The northern Arizona town of Williams got off to a fast start after its founding in 1881. With the arrival of the Atlantic & Pacific Railroad (future Santa Fe Railway) the following year, it became a center for mining, ranching and lumber, with saloons, brothels and a few opium dens tossed in.
In 1901, the railroad laid track to the Grand Canyon, adding tourism to its economy. Later, so did the automobile and the advent of cross-country travel on Route 66.
But the Grand Canyon Railroad stopped operating in 1968, and in 1984, Interstate 40 allowed travelers to bypass Williams altogether.
With reason to board up and blow away, the town held on.
“We’ve got a lot of grit,” say Mayor John Moore. “We’re a small town with a big heart.”
The most popular attraction today is the Grand Canyon Railway, reopened in 1989. The train departs the Williams Depot every morning for the 65-mile trip to the South Rim. Travelers disembark 300 yards from the canyon and the most spectacular views anywhere.
The South Rim’s iconic El Tovar Hotel, built in 1905, stands nearby, as does Hopi House gift shop, a pueblo-like stone structure designed by famed architect Mary Jane Colter.
Prior to the train’s departure from Williams, actors from the Cataract Creek Gang put on a Wild West show outside the depot. On the return trip from the Canyon, the excitement continues as outlaws board from horseback and the marshal chases them through the train.
As the train rolls, passengers in the last car can stand on an outside platform and watch the high desert roll by, possibly seeing antelope and elk bounding through the sage.
Fun fact: One of the Railway’s steam engines runs on recycled vegetable oil. Hence, the nickname French Fry Express.
Moore also runs Wild West Junction, which operates out of what looks like a movie set in downtown Williams. Its buildings include the Branding Iron Restaurant, the Long Horn Saloon and Drovers Inn B&B.
Every summer night, the mountain town closes Route 66 to allow Wild West actors to put on shows in the middle of the street.
That road—the Mother Road, as author John Steinbeck called it—once served as the major thoroughfare from Chicago to California, and entered American mythology through books, movies, TV shows and songs.

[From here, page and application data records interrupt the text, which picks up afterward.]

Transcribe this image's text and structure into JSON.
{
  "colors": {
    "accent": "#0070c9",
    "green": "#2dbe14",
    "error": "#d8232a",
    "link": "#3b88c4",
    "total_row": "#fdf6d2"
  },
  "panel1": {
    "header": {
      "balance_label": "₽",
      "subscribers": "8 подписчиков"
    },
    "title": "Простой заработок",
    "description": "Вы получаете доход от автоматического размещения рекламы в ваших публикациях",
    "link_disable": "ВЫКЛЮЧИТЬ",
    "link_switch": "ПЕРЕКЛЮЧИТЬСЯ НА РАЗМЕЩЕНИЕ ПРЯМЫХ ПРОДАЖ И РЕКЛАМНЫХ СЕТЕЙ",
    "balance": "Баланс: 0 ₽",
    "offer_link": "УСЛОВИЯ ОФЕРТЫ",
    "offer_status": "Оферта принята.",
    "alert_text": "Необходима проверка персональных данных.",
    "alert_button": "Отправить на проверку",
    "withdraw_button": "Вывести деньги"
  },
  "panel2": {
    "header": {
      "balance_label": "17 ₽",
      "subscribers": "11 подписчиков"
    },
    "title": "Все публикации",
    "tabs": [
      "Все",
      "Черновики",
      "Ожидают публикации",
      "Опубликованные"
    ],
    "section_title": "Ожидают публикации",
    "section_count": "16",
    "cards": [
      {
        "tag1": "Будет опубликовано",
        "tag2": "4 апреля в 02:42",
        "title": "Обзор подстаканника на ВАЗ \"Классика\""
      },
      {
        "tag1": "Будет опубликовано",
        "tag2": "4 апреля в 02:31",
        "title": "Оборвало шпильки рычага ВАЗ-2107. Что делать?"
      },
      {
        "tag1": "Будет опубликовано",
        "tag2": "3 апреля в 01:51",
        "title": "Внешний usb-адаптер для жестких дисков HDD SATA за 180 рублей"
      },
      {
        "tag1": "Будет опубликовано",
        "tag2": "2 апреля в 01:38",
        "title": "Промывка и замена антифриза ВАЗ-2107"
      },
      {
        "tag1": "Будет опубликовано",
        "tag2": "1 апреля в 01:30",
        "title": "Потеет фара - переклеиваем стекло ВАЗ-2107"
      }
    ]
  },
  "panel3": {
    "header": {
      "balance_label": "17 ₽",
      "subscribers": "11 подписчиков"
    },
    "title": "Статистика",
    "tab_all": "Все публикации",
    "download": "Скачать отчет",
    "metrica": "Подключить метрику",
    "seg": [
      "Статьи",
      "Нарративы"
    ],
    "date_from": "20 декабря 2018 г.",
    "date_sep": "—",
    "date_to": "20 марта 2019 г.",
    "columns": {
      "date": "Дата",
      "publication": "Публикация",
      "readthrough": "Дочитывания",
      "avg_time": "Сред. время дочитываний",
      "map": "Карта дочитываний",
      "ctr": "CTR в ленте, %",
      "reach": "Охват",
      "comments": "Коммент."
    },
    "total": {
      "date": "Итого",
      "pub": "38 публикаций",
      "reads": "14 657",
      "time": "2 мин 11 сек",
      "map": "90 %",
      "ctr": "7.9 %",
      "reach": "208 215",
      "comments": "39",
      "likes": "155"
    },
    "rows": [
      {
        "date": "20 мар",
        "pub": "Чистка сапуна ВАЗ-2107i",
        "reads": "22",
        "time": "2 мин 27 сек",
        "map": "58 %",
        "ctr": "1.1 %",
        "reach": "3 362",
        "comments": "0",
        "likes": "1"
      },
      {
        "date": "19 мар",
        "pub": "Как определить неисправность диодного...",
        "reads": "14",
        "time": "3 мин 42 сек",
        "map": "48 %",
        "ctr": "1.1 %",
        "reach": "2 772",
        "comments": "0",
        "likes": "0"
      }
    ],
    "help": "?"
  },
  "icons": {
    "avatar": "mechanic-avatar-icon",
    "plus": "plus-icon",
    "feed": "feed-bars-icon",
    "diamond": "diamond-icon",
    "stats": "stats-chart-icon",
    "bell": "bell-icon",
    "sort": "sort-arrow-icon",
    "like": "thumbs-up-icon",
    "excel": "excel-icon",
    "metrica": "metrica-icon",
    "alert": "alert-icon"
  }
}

Remember Bobby Troup’s lyrics, “Get your kicks on Route 66”? Visitors to Williams do just that, seeing motels, soda fountains and diners that look much as they did during the road’s heyday.

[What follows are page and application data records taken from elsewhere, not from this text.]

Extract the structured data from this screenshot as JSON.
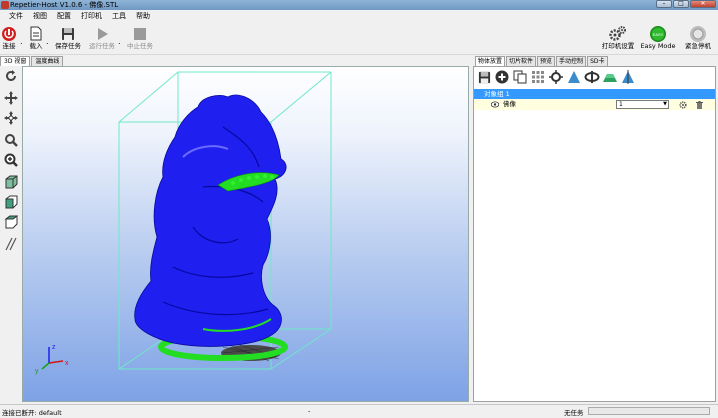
{
  "window": {
    "title": "Repetier-Host V1.0.6 - 佛像.STL"
  },
  "menu": [
    "文件",
    "视图",
    "配置",
    "打印机",
    "工具",
    "帮助"
  ],
  "toolbar": {
    "connect": "连接",
    "load": "载入",
    "save_job": "保存任务",
    "run_job": "运行任务",
    "stop_job": "中止任务",
    "printer_settings": "打印机设置",
    "easy_mode": "Easy Mode",
    "easy_badge": "EASY",
    "emergency_stop": "紧急停机"
  },
  "view_tabs": [
    "3D 视窗",
    "温度曲线"
  ],
  "right_tabs": [
    "物体放置",
    "切片软件",
    "预览",
    "手动控制",
    "SD卡"
  ],
  "object_list": {
    "group_label": "对象组 1",
    "object_name": "佛像",
    "copies_value": "1"
  },
  "axes": {
    "x": "x",
    "y": "y",
    "z": "z"
  },
  "status": {
    "left": "连接已断开: default",
    "middle": "-",
    "right": "无任务"
  },
  "colors": {
    "model": "#1f1ff0",
    "support": "#22dd22",
    "bounding_box": "#6ee8c8",
    "selection": "#3399ff"
  }
}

The 1912 Sultana Bar has real stuffed animals on its walls, real cowboys at the bar—not stuffed, as far as we know—and plenty of folklore about tunnels underneath the building, built by Chinese railroad workers.

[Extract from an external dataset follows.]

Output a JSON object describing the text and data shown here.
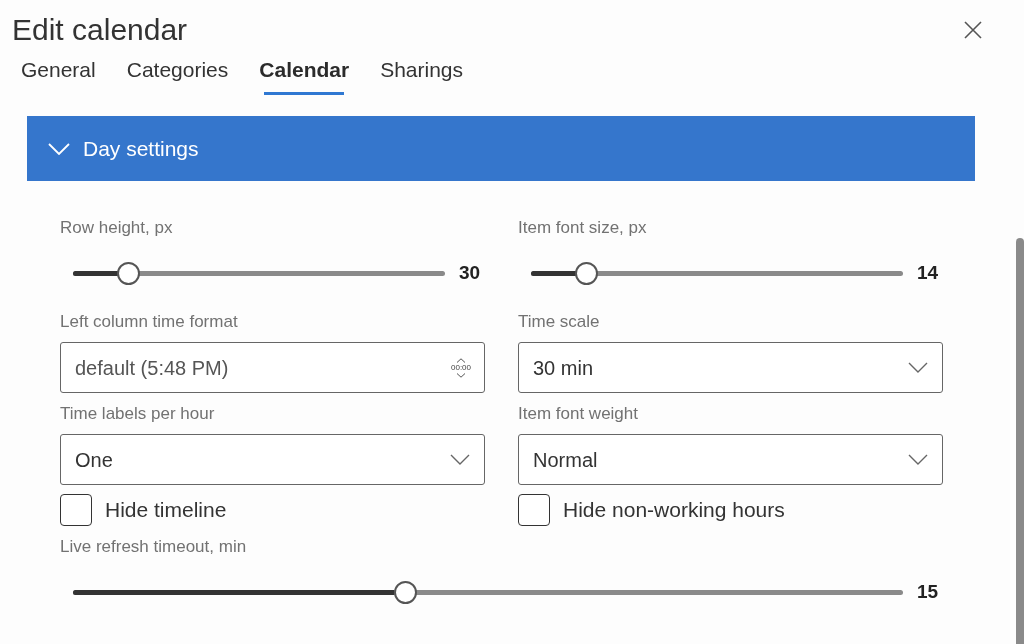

Towering over it all, at more than 9,200 feet, Bill Williams Mountain offers a variety of outdoor activities, including a 12-mile drive with fantastic views from the ponderosa pine forest.
Namesake Bill Williams, a redheaded traveling preacher, went on to become one of the West’s legendary mountain men. An eight-foot bronze statue of him stands in Bill Williams Monument Park.
At Bearizona wildlife park, visitors drive gravel roads through the forest to see bears, elk and bison. Sometimes the animals come right to your windows. At Grand Canyon Deer Farm, kids feed and pet deer, pygmy goats and llamas as they walk among them.
If you’re strolling around Williams and happen to spot Mayor Moore in his cowboy hat, vest and marshal’s badge, ask about Hat Ranch outside town. He leases it and plans to open it to guests interested in experiencing authentic cowboy life.
“Around here we’re still in the era of cowboys and working ranches,” says Moore. “Sure, we’ve got all the amenities, but I don’t think we’ve quite caught up with the modern world…and I hope we never do.”
Leo W. Banks is an award-winning writer based in Tucson. His first novel, Double Wide, is a mystery set in Arizona.